Now, if you're setting up a fantasy NBA league, that's basically all you'd need to know. You go to NBA.com or one of the big fantasy sports portals like Yahoo!, ESPN.com, or CBS Sportsline. Sites like those make running a league easy, and are generally free or very inexpensive.
But you won't find a fantasy college hoops game on any of 'em.
March Madness brackets? No problem. But an actual fantasy league, drafting players, following their stats... no dice.
College Ballplayers and LicensingFor the most part, sites running big-time fantasy games pay a licensing fee to the league or players association or both. Everyone's a professional, everyone makes money, everyone's happy. When you start putting college players into the mix, things get more complicated. Remember, the NCAA makes it near-impossible for college athletes to hold a part-time job, let alone make money for endorsing products -- even if the products have nothing to do with their NCAA sport. So any payment to the athletes is out.

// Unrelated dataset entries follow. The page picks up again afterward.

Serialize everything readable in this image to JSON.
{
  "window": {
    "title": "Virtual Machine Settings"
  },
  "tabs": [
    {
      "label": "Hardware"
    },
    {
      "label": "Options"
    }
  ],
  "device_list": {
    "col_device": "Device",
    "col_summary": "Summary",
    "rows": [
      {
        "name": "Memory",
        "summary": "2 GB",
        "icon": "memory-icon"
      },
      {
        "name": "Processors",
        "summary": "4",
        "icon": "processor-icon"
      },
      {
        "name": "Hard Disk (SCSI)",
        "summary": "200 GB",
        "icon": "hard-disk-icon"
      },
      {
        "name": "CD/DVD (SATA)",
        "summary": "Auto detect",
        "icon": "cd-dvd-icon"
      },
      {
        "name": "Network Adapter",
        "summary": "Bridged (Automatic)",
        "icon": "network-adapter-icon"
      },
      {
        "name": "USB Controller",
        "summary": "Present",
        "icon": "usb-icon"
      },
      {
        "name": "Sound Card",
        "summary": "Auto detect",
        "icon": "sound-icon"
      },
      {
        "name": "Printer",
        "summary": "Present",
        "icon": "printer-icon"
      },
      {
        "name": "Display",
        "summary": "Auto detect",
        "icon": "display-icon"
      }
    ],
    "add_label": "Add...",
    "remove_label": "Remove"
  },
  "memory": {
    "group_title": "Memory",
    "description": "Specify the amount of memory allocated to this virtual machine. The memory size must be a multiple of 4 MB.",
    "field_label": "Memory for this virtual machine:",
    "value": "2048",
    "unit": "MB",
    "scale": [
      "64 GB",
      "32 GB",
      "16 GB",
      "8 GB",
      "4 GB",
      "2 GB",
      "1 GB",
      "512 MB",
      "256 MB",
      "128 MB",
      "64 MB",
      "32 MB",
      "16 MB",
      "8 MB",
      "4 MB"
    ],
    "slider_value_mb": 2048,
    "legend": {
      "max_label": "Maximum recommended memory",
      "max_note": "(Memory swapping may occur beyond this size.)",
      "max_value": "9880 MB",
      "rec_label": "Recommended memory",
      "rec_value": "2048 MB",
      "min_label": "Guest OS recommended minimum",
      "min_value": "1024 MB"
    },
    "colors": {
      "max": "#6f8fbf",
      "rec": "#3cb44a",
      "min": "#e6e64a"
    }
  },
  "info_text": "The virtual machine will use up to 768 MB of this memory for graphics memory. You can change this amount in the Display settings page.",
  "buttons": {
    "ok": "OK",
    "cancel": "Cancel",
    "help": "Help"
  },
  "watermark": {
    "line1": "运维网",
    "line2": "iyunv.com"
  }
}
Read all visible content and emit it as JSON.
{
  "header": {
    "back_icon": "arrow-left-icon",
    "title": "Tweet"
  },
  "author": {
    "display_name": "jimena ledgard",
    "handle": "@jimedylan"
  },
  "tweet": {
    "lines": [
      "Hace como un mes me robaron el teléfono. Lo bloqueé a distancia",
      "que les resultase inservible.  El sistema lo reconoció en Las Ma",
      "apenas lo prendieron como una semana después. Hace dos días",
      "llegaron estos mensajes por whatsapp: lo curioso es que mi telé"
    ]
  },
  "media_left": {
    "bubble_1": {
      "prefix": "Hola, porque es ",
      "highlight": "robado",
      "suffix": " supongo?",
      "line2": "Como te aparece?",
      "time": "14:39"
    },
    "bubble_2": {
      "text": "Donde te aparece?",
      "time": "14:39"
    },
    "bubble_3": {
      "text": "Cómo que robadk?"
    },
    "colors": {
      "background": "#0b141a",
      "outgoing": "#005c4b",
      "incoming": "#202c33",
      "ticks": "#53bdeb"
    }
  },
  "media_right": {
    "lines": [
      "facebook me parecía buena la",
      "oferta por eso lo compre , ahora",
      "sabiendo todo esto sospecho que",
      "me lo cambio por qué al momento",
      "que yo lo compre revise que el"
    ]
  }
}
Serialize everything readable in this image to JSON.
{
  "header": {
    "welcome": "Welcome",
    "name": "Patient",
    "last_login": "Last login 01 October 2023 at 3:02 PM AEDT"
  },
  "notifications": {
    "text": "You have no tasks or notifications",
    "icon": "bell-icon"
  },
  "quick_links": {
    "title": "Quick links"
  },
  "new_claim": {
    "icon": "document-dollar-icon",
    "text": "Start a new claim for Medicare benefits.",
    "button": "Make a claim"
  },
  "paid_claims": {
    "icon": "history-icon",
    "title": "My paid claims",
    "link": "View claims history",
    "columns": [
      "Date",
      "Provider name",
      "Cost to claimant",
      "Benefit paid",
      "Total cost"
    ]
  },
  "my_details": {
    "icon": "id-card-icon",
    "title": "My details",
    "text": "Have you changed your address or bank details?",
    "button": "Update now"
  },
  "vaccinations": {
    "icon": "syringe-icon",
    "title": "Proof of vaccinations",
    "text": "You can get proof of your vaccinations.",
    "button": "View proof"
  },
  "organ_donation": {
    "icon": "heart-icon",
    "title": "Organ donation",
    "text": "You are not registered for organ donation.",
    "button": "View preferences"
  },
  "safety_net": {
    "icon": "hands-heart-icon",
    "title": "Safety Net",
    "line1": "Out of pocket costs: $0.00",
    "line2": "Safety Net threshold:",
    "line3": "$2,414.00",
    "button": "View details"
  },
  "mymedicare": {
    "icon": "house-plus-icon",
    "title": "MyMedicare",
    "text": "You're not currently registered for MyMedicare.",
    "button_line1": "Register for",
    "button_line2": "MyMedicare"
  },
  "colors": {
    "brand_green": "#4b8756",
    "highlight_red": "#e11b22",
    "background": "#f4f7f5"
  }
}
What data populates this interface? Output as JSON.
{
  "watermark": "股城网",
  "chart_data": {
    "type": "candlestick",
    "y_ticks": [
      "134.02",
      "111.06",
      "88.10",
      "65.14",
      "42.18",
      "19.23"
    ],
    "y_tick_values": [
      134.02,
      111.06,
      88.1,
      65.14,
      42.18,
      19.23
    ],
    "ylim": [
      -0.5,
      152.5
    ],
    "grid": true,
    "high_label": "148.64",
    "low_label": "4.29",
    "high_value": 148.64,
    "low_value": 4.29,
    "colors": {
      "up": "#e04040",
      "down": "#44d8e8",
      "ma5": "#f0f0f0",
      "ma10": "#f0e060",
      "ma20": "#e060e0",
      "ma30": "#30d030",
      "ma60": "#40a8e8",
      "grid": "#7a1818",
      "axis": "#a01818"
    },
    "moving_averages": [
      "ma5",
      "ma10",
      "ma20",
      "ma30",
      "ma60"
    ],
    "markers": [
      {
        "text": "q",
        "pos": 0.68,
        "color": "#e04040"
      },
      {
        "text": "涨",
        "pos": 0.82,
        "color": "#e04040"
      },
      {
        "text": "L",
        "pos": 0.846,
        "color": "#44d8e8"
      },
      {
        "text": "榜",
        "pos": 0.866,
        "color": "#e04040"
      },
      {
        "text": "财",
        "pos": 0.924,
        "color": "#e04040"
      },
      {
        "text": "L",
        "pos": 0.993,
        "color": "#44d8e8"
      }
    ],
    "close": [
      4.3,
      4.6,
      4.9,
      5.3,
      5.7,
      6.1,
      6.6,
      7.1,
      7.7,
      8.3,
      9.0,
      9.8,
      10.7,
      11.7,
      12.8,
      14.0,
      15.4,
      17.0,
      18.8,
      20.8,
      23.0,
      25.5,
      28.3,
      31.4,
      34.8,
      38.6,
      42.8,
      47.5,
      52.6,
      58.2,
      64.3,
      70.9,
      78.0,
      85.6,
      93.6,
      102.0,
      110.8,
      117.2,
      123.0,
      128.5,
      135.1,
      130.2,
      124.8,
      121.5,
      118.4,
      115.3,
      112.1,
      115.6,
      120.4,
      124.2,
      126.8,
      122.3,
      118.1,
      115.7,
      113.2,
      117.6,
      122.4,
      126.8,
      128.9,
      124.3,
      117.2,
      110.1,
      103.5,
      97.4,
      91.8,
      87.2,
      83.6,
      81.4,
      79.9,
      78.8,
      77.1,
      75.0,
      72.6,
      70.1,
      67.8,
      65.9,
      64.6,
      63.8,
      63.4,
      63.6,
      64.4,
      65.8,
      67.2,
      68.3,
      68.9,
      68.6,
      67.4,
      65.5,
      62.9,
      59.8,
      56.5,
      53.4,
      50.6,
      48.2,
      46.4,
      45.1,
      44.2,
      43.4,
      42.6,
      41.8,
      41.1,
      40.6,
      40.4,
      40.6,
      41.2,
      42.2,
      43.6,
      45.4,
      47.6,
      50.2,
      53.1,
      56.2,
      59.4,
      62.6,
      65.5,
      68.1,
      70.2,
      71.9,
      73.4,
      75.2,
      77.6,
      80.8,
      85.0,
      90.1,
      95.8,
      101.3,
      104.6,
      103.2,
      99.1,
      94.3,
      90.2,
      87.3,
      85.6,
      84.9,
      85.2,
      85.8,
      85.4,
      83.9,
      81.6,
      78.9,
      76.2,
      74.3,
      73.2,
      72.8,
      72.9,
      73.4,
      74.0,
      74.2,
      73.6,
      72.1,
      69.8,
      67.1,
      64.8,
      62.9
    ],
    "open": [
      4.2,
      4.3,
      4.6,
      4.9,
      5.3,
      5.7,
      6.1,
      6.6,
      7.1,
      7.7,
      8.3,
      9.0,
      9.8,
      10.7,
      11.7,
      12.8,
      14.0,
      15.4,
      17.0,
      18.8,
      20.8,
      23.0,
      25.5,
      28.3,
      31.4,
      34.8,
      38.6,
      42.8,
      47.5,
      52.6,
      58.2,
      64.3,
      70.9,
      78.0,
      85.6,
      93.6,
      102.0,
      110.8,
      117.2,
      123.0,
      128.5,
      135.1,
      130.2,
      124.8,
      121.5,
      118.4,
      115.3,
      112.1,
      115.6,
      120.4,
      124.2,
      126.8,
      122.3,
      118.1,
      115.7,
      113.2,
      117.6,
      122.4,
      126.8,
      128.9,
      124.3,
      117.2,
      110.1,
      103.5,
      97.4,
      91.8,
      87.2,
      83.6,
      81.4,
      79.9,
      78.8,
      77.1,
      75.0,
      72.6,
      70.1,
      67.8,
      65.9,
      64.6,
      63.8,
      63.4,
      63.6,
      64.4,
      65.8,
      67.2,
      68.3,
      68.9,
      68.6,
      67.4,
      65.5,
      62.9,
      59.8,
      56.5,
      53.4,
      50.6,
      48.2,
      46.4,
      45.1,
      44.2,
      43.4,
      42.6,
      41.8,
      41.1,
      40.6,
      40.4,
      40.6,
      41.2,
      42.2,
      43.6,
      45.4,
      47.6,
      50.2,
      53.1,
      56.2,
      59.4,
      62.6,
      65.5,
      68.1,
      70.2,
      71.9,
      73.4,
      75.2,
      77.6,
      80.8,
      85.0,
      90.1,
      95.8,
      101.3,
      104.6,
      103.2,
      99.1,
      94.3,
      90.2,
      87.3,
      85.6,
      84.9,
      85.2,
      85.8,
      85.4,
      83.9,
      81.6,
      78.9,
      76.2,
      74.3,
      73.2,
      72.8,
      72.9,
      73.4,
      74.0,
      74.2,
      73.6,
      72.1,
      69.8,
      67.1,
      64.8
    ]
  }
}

Why don't the institutions license the names? They aren't usually shy about collecting money any way they can. But when it comes to using actual player names and likenesses, the NCAA and its member institutions have generally decided to avoid the issue. As a result, you can't buy a jersey with a specific player's name and number, college hoops video games identify players by number and position only, and the big fantasy sports sites don't offer college hoops games.
What's a Fan to Do?Fear not, you have options. There are sites that offer a more-or-less full fantasy hoops experience with college rosters. Onroo.com offers a free game, and U-Sports.com has a version that may be deeper and richer, but that costs $19.95 per team.
You could also kick it old school by assembling a team of your all-time favorite players over at WhatIfSports.com.
And if neither of those options are appealing, you could always run your own league.